____ EXERCISE DATA

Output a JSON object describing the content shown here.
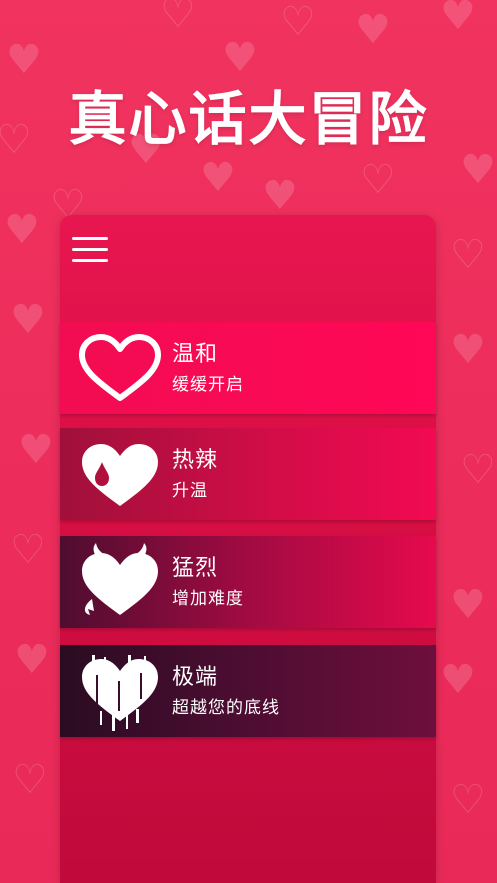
{
  "app": {
    "title": "真心话大冒险"
  },
  "menu_icon": "hamburger-menu-icon",
  "levels": [
    {
      "label": "温和",
      "description": "缓缓开启",
      "icon": "outline-heart-icon"
    },
    {
      "label": "热辣",
      "description": "升温",
      "icon": "heart-drop-icon"
    },
    {
      "label": "猛烈",
      "description": "增加难度",
      "icon": "devil-heart-icon"
    },
    {
      "label": "极端",
      "description": "超越您的底线",
      "icon": "glitch-heart-icon"
    }
  ],
  "colors": {
    "background": "#ee2f5e",
    "card": "#d80e44",
    "text": "#ffffff"
  }
}
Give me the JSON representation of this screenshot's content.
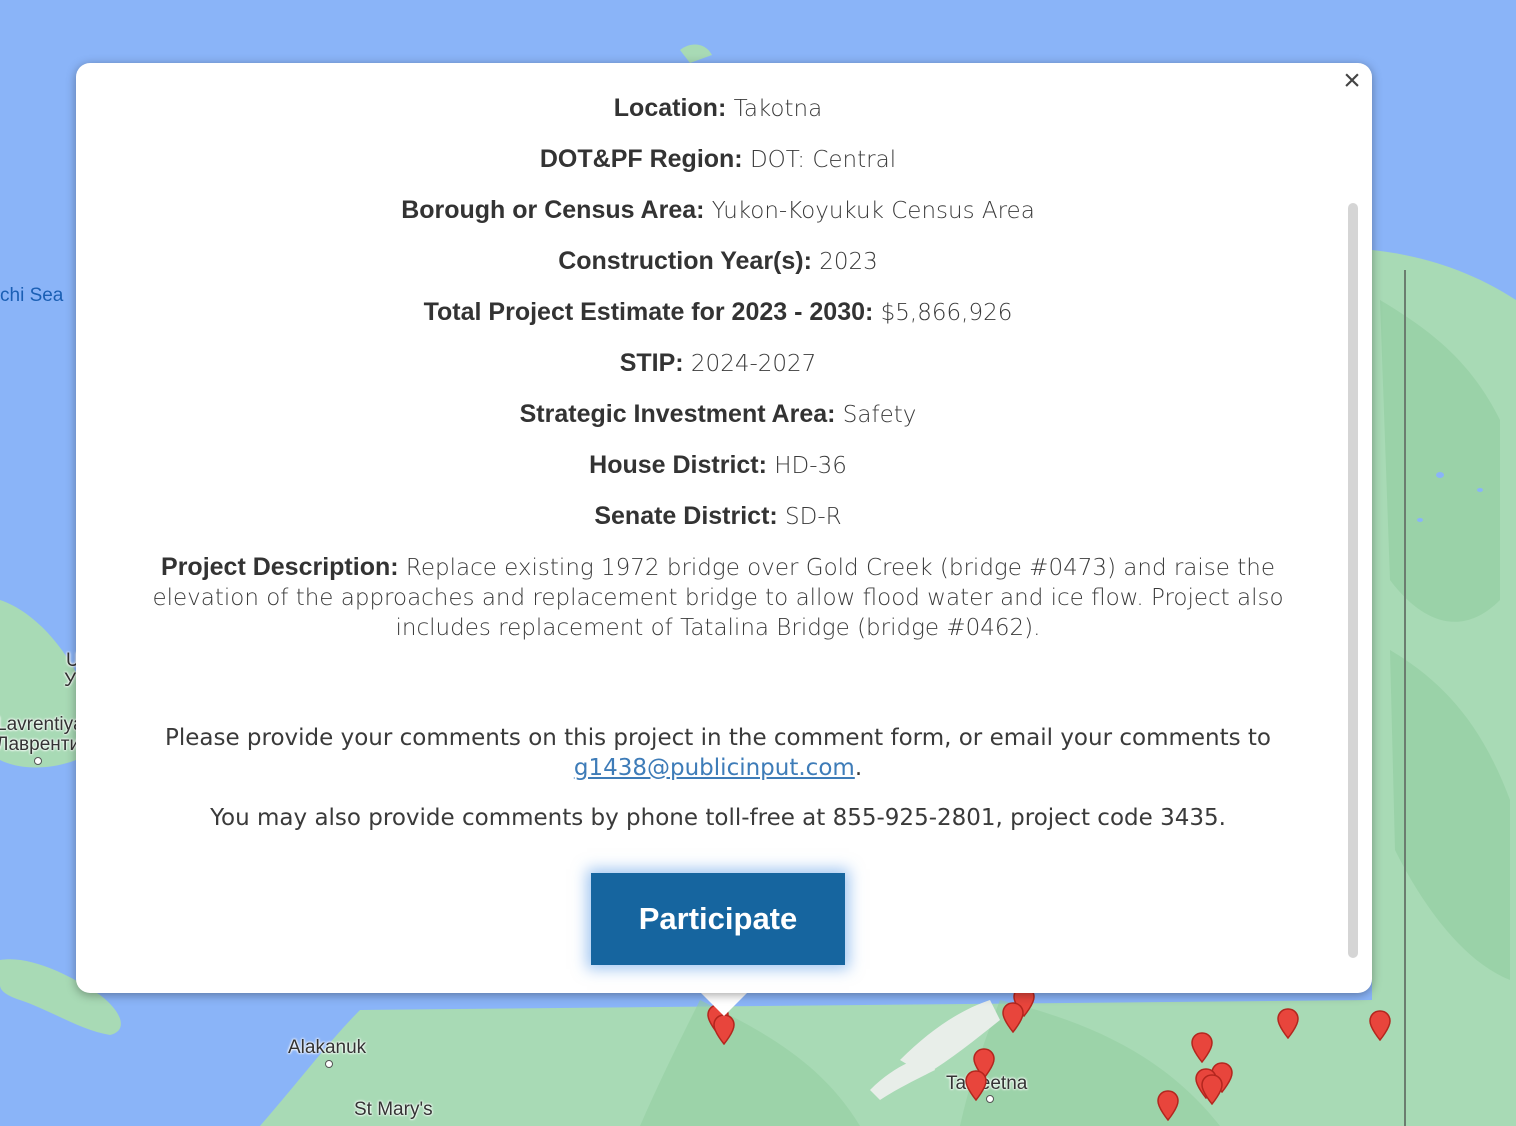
{
  "map": {
    "labels": {
      "sea": "chi Sea",
      "lavrentiya": "Lavrentiya",
      "lavrentiya_cyr": "Лаврентия",
      "partial_u": "U",
      "partial_y": "У",
      "alakanuk": "Alakanuk",
      "st_marys": "St Mary's",
      "talkeetna": "Talkeetna"
    },
    "colors": {
      "water": "#8ab4f8",
      "land": "#a8dab5",
      "pin": "#e8453c"
    }
  },
  "popup": {
    "close_icon": "×",
    "fields": [
      {
        "label": "Location:",
        "value": "Takotna"
      },
      {
        "label": "DOT&PF Region:",
        "value": "DOT: Central"
      },
      {
        "label": "Borough or Census Area:",
        "value": "Yukon-Koyukuk Census Area"
      },
      {
        "label": "Construction Year(s):",
        "value": "2023"
      },
      {
        "label": "Total Project Estimate for 2023 - 2030:",
        "value": "$5,866,926"
      },
      {
        "label": "STIP:",
        "value": "2024-2027"
      },
      {
        "label": "Strategic Investment Area:",
        "value": "Safety"
      },
      {
        "label": "House District:",
        "value": "HD-36"
      },
      {
        "label": "Senate District:",
        "value": "SD-R"
      }
    ],
    "description": {
      "label": "Project Description:",
      "value": "Replace existing 1972 bridge over Gold Creek (bridge #0473) and raise the elevation of the approaches and replacement bridge to allow flood water and ice flow. Project also includes replacement of Tatalina Bridge (bridge #0462)."
    },
    "comment_text": "Please provide your comments on this project in the comment form, or email your comments to",
    "email": "g1438@publicinput.com",
    "comment_period": ".",
    "phone_text": "You may also provide comments by phone toll-free at 855-925-2801, project code 3435.",
    "participate_label": "Participate",
    "colors": {
      "button": "#16659f",
      "link": "#3e7cb8"
    }
  }
}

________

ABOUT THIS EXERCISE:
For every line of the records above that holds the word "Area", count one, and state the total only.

EXERCISE SOLUTION:
3